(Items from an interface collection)

[Start of Attachment]

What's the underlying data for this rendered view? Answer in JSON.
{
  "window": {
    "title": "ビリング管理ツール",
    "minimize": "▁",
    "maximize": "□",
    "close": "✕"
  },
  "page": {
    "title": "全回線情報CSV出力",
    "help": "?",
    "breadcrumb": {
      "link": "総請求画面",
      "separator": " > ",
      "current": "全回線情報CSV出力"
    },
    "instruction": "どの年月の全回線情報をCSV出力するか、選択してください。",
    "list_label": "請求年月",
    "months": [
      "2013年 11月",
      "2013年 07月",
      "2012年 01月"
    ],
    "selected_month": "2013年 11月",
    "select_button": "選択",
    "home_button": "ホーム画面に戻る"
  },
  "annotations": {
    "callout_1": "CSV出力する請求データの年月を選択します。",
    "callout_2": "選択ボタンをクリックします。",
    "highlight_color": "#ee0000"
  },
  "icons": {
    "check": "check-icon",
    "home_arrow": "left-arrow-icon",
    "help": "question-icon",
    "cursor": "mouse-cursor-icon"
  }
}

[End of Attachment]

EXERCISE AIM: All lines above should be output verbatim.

THE ANSWER:
What's the underlying data for this rendered view? Answer in JSON.
{
  "window": {
    "title": "ビリング管理ツール",
    "minimize": "▁",
    "maximize": "□",
    "close": "✕"
  },
  "page": {
    "title": "全回線情報CSV出力",
    "help": "?",
    "breadcrumb": {
      "link": "総請求画面",
      "separator": " > ",
      "current": "全回線情報CSV出力"
    },
    "instruction": "どの年月の全回線情報をCSV出力するか、選択してください。",
    "list_label": "請求年月",
    "months": [
      "2013年 11月",
      "2013年 07月",
      "2012年 01月"
    ],
    "selected_month": "2013年 11月",
    "select_button": "選択",
    "home_button": "ホーム画面に戻る"
  },
  "annotations": {
    "callout_1": "CSV出力する請求データの年月を選択します。",
    "callout_2": "選択ボタンをクリックします。",
    "highlight_color": "#ee0000"
  },
  "icons": {
    "check": "check-icon",
    "home_arrow": "left-arrow-icon",
    "help": "question-icon",
    "cursor": "mouse-cursor-icon"
  }
}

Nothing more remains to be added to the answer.